Georges-Jean Arnaud (born July 3, 1928) is a French author. He was born in Saint-Gilles-du-Gard, Camargue, Gard.
Arnaud made his first appearance in the Anticipation science fiction imprint of French publisher Fleuve Noir in 1971 with Les Croisés de Mara [The Crusaders Of Mara] the first volume of a trilogy entitled Chroniques de la Longue Séparation [Chronicles of the Long Separation], in which a group of characters from the lost human colony of Mara, which had reverted to feudalism, rediscovered their origins and then embarked on a quest through space to find Earth.
Arnaud, a prolific writer, is the author of well over three hundred novels in different genres, including espionage thrillers, detective fiction, science fiction, horror, erotic fiction, and mainstream literature.

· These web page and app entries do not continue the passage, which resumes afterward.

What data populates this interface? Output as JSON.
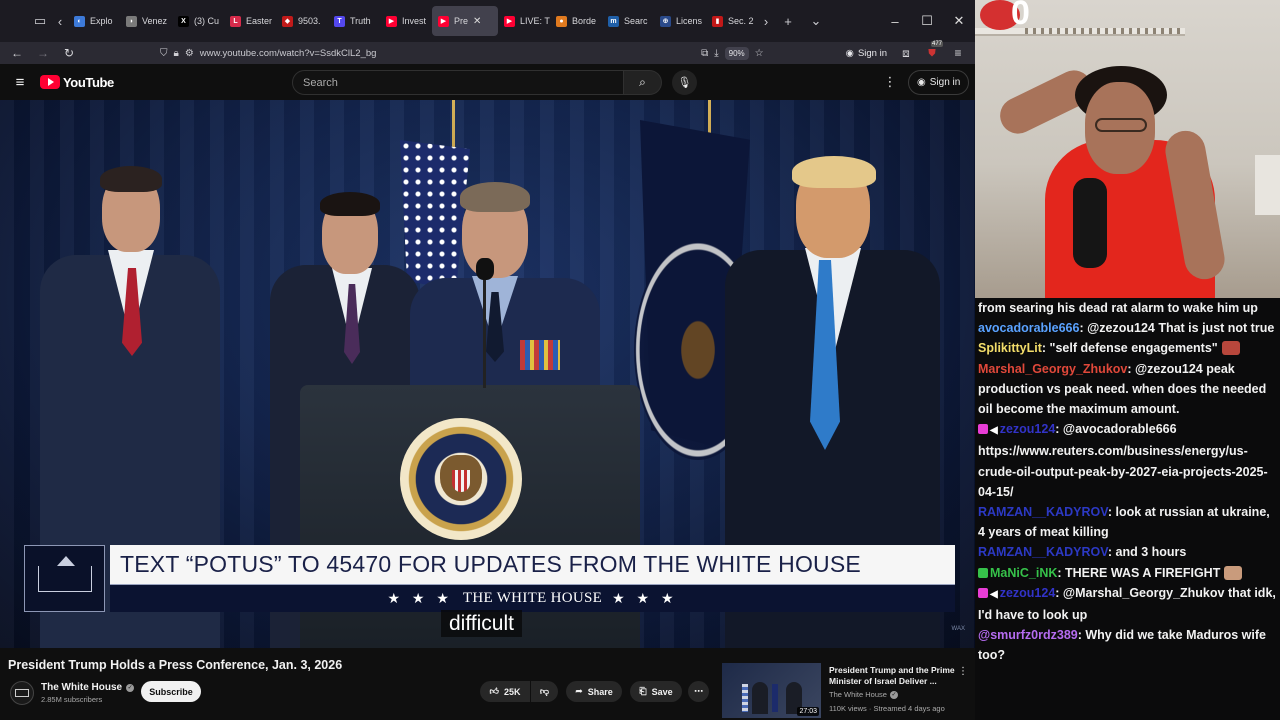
{
  "browser": {
    "tabs": [
      {
        "label": "Explo",
        "fav_color": "#3d7ad9",
        "fav_glyph": "◐",
        "active": false
      },
      {
        "label": "Venez",
        "fav_color": "#7a7a7a",
        "fav_glyph": "◗",
        "active": false
      },
      {
        "label": "(3) Cu",
        "fav_color": "#000000",
        "fav_glyph": "X",
        "active": false
      },
      {
        "label": "Easter",
        "fav_color": "#d62b4b",
        "fav_glyph": "L",
        "active": false
      },
      {
        "label": "9503.",
        "fav_color": "#c11a1a",
        "fav_glyph": "◆",
        "active": false
      },
      {
        "label": "Truth",
        "fav_color": "#5448ee",
        "fav_glyph": "T",
        "active": false
      },
      {
        "label": "Invest",
        "fav_color": "#ff0033",
        "fav_glyph": "▶",
        "active": false
      },
      {
        "label": "Pre",
        "fav_color": "#ff0033",
        "fav_glyph": "▶",
        "active": true
      },
      {
        "label": "LIVE: T",
        "fav_color": "#ff0033",
        "fav_glyph": "▶",
        "active": false
      },
      {
        "label": "Borde",
        "fav_color": "#e07a1f",
        "fav_glyph": "●",
        "active": false
      },
      {
        "label": "Searc",
        "fav_color": "#1f5fa8",
        "fav_glyph": "m",
        "active": false
      },
      {
        "label": "Licens",
        "fav_color": "#2a4a8a",
        "fav_glyph": "⊕",
        "active": false
      },
      {
        "label": "Sec. 2",
        "fav_color": "#c21818",
        "fav_glyph": "▮",
        "active": false
      }
    ],
    "url": "www.youtube.com/watch?v=SsdkClL2_bg",
    "zoom": "90%",
    "signin": "Sign in",
    "extension_badge": "477"
  },
  "youtube": {
    "logo_text": "YouTube",
    "search_placeholder": "Search",
    "signin": "Sign in"
  },
  "video": {
    "lower_third": "TEXT “POTUS” TO 45470 FOR UPDATES FROM THE WHITE HOUSE",
    "strip_label": "THE WHITE HOUSE",
    "stars": "★ ★ ★",
    "caption": "difficult",
    "watermark": "WAX"
  },
  "meta": {
    "title": "President Trump Holds a Press Conference, Jan. 3, 2026",
    "channel": "The White House",
    "subscribers": "2.85M subscribers",
    "subscribe": "Subscribe",
    "likes": "25K",
    "share": "Share",
    "save": "Save"
  },
  "recommended": {
    "title": "President Trump and the Prime Minister of Israel Deliver ...",
    "channel": "The White House",
    "meta": "110K views · Streamed 4 days ago",
    "duration": "27:03"
  },
  "webcam": {
    "overlay_number": "0"
  },
  "chat": [
    {
      "user": "",
      "user_color": "#ffffff",
      "text": "from searing his dead rat alarm to wake him up",
      "badges": []
    },
    {
      "user": "avocadorable666",
      "user_color": "#5aa2ff",
      "text": ": @zezou124 That is just not true",
      "badges": []
    },
    {
      "user": "SplikittyLit",
      "user_color": "#f3dd6a",
      "text": ": \"self defense engagements\"",
      "badges": [],
      "emote": "#b8473c"
    },
    {
      "user": "Marshal_Georgy_Zhukov",
      "user_color": "#e0483a",
      "text": ": @zezou124 peak production vs peak need. when does the needed oil become the maximum amount.",
      "badges": []
    },
    {
      "user": "zezou124",
      "user_color": "#3233c8",
      "text": ": @avocadorable666 https://www.reuters.com/business/energy/us-crude-oil-output-peak-by-2027-eia-projects-2025-04-15/",
      "badges": [
        "#e83dd6",
        "speaker"
      ]
    },
    {
      "user": "RAMZAN__KADYROV",
      "user_color": "#2c39c4",
      "text": ": look at russian at ukraine, 4 years of meat killing",
      "badges": []
    },
    {
      "user": "RAMZAN__KADYROV",
      "user_color": "#2c39c4",
      "text": ": and 3 hours",
      "badges": []
    },
    {
      "user": "MaNiC_iNK",
      "user_color": "#36c24a",
      "text": ": THERE WAS A FIREFIGHT",
      "badges": [
        "#36c24a"
      ],
      "emote": "#c99b7c"
    },
    {
      "user": "zezou124",
      "user_color": "#3233c8",
      "text": ": @Marshal_Georgy_Zhukov that idk, I'd have to look up",
      "badges": [
        "#e83dd6",
        "speaker"
      ]
    },
    {
      "user": "@smurfz0rdz389",
      "user_color": "#b56cf0",
      "text": ": Why did we take Maduros wife too?",
      "badges": []
    }
  ]
}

His espionage fiction include two series of note: Luc Ferran (16 novels), written under the pseudonym of “Gil Darcy” for publisher L'Arabesque from 1963 to 1969; and Le Commander for Fleuve Noir's Espionnage imprint, with about thirty novels written between 1967 and 1980.
Arnaud also wrote non-series espionage novels under the pseudonyms of “Saint-Gilles” and “Georges Murey” for Ferenczi (1958–60) and L'Arabesque (1957–65), and another fifty-odd novels under his own name for Fleuve Noir's Espionnage (1961–86).
Arnaud's best known work is, without a doubt, La Compagnie des Glaces (The Ice Company), a post-apocalyptic science fiction saga set in a new ice age where railway companies rule the world. La Compagnie des glaces was adapted in 2007 into a Canadian television series entitled Grand Star, and likely inspired the Japanese anime and manga series Overman King Gainer which ran for 26 episodes from 2002 to 2003. The series also served as the basis for the computer game Transarctica (North American title, Arctic Baron). The first novel in the series was translated in 2010 under the title The Ice Company by Jean-Marc Lofficier & Randy Lofficier.
His work has earned a number of awards, including: